The European Union’s H2020 programme and the Chinese Ministry of Science have been awarded €10m towards an EU-China partnership to improve food safety and fraud.
The Institute for Global Food Security at Queen’s University Belfast, Northern Ireland, will lead one of the world’s largest food safety projects, implemented in Europe and China.
The EU-China-Safe project will incorporate key players in the food industry, research organisations and governments across two of the world’s largest trading areas.
Professor Yongning Wu, chief scientist from the China National Center for Food Safety Risk Assessment and co-ordinator of Chinese efforts within the project, said: “The EU-China-Safe partnerships between two trading regions is of immense importance to help deliver safe and genuine food to all citizens.”
Food fraud manifests in various ways. In Europe in 2013, for example, horse meat was labelled and sold as beef; in 2014, illicit Chinese oil saw slaughterhouse waste and sewage used in cooking oil.
Reported cases of food fraud are increasing in occurrence on a global scale and is worth an estimated €46bn globally per year. An increasingly complex global food supply network increases the risks of serious foodborne illnesses.
EU-China-Safe aims to reduce food fraud and improve food safety through focusing on improving food legislation, food inspection and increasing access to information across both continents.
Pro-vice chancellor at Queen’s University and project co-ordinator Professor Chris Elliot added: “There is a pressing need to act internationally in response to emerging threats to food safety and fraud.
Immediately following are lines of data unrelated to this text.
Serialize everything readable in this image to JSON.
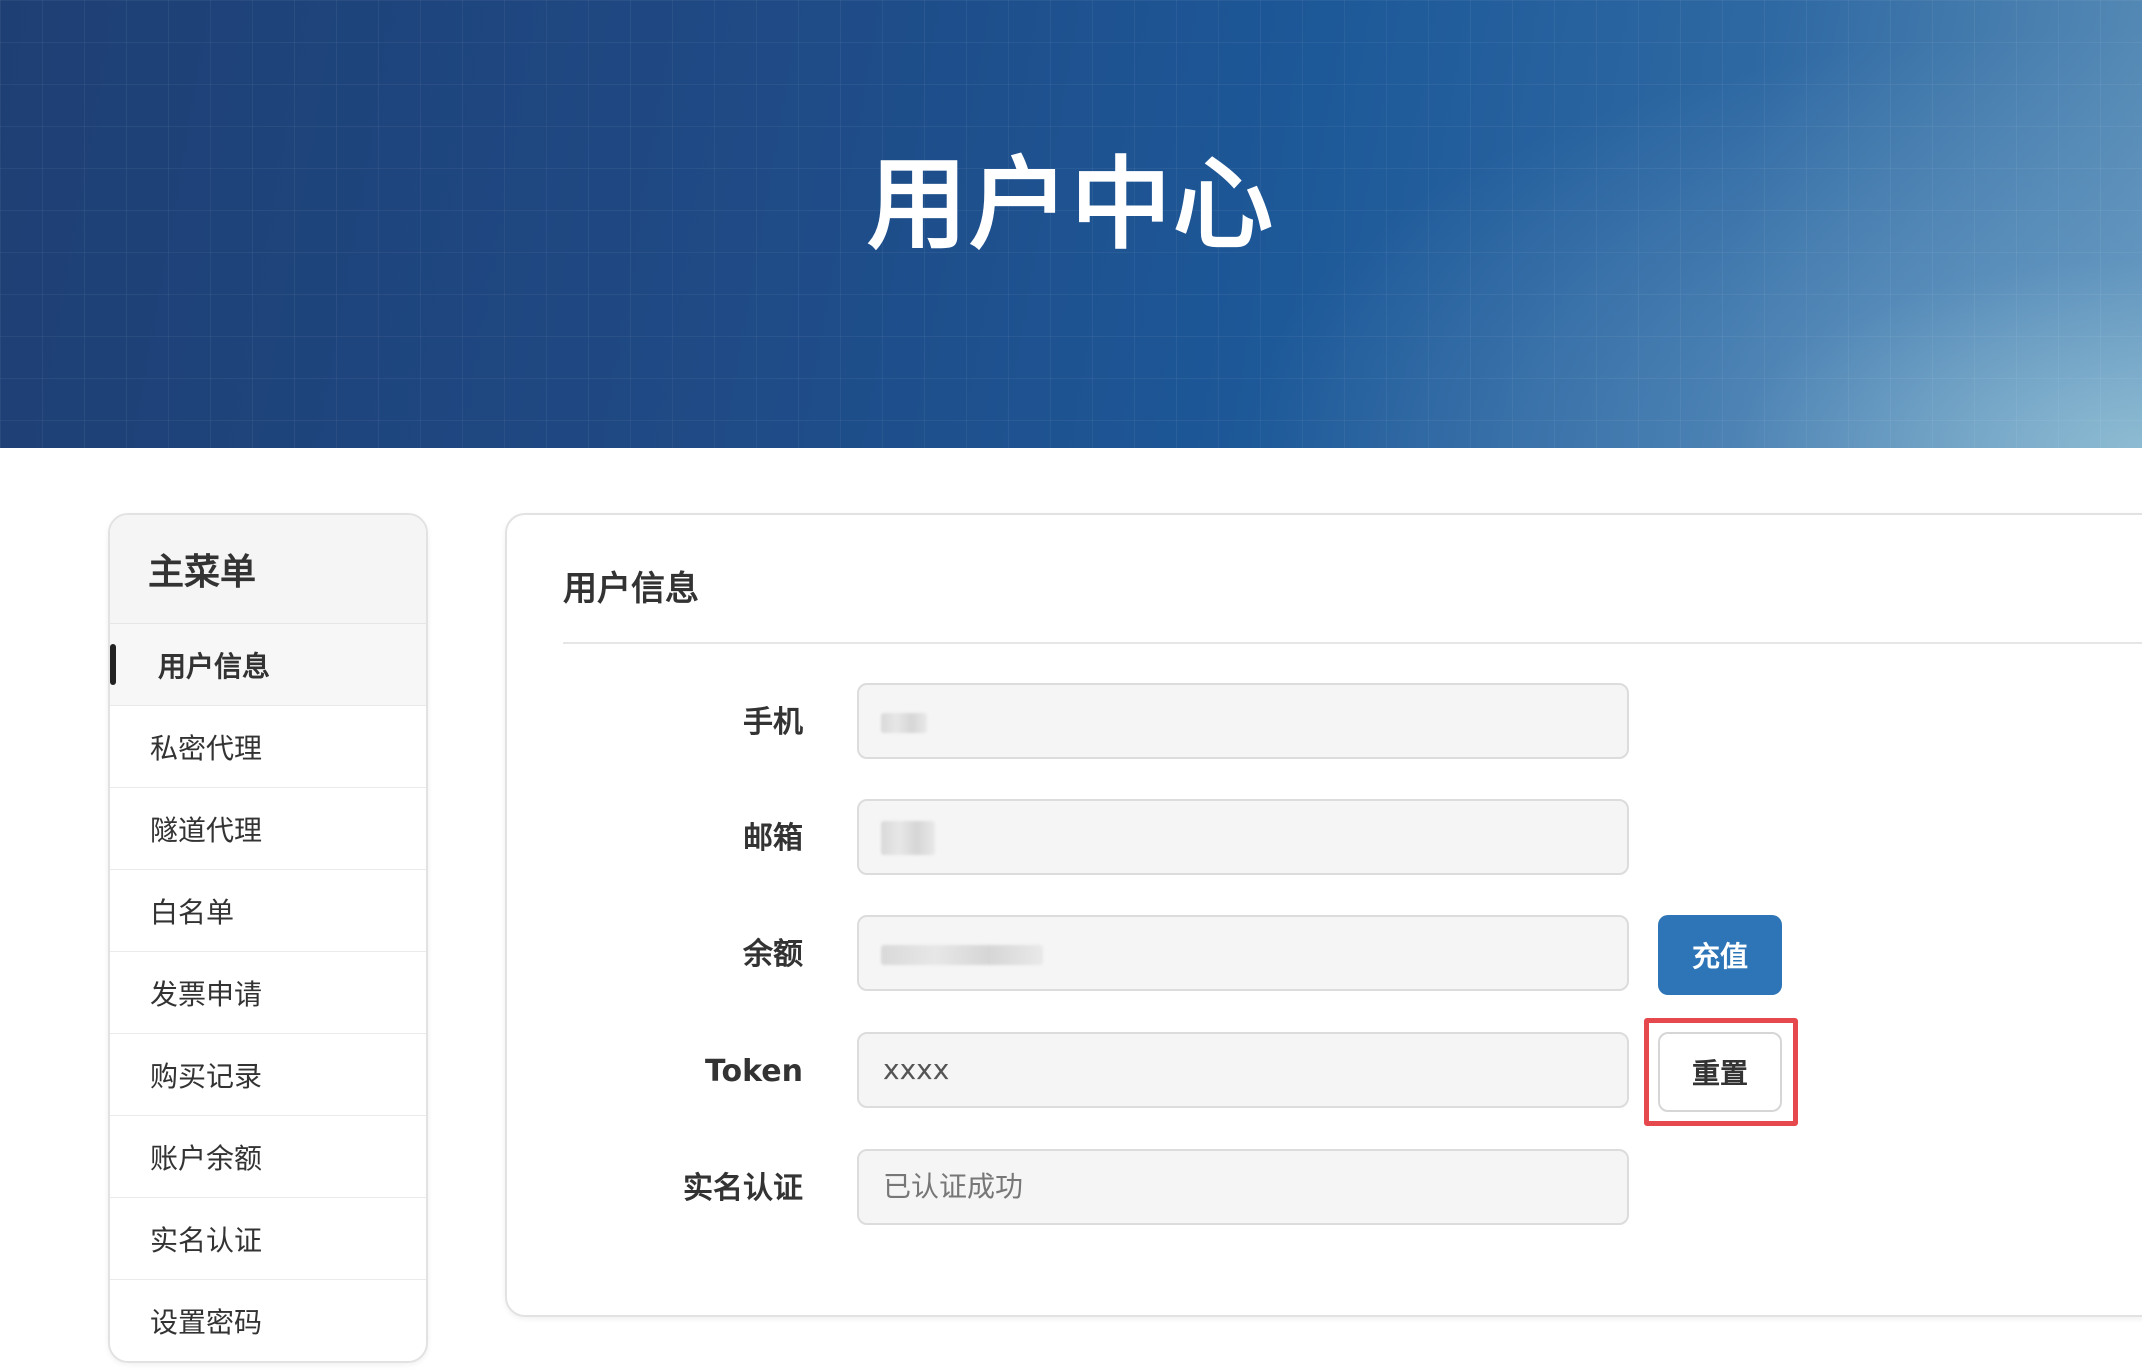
{
  "banner": {
    "title": "用户中心"
  },
  "sidebar": {
    "header": "主菜单",
    "items": [
      {
        "label": "用户信息",
        "active": true
      },
      {
        "label": "私密代理"
      },
      {
        "label": "隧道代理"
      },
      {
        "label": "白名单"
      },
      {
        "label": "发票申请"
      },
      {
        "label": "购买记录"
      },
      {
        "label": "账户余额"
      },
      {
        "label": "实名认证"
      },
      {
        "label": "设置密码"
      }
    ]
  },
  "main": {
    "title": "用户信息",
    "fields": {
      "phone": {
        "label": "手机",
        "value": ""
      },
      "email": {
        "label": "邮箱",
        "value": ""
      },
      "balance": {
        "label": "余额",
        "value": "",
        "button": "充值"
      },
      "token": {
        "label": "Token",
        "value": "xxxx",
        "button": "重置"
      },
      "verification": {
        "label": "实名认证",
        "placeholder": "已认证成功"
      }
    }
  },
  "colors": {
    "primary_button": "#2e75b8",
    "highlight": "#e5484d",
    "banner_dark": "#1e3f74"
  }
}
“Working as a coalition of 33 partners to share knowledge and maximise technologies will empower the food industry to provide safer, authentic food and will boost consumers’ confidence and facilitate the expansion of EU-China trade.”
The partnership involves 33 partners, including 15 in the EU and 18 in China.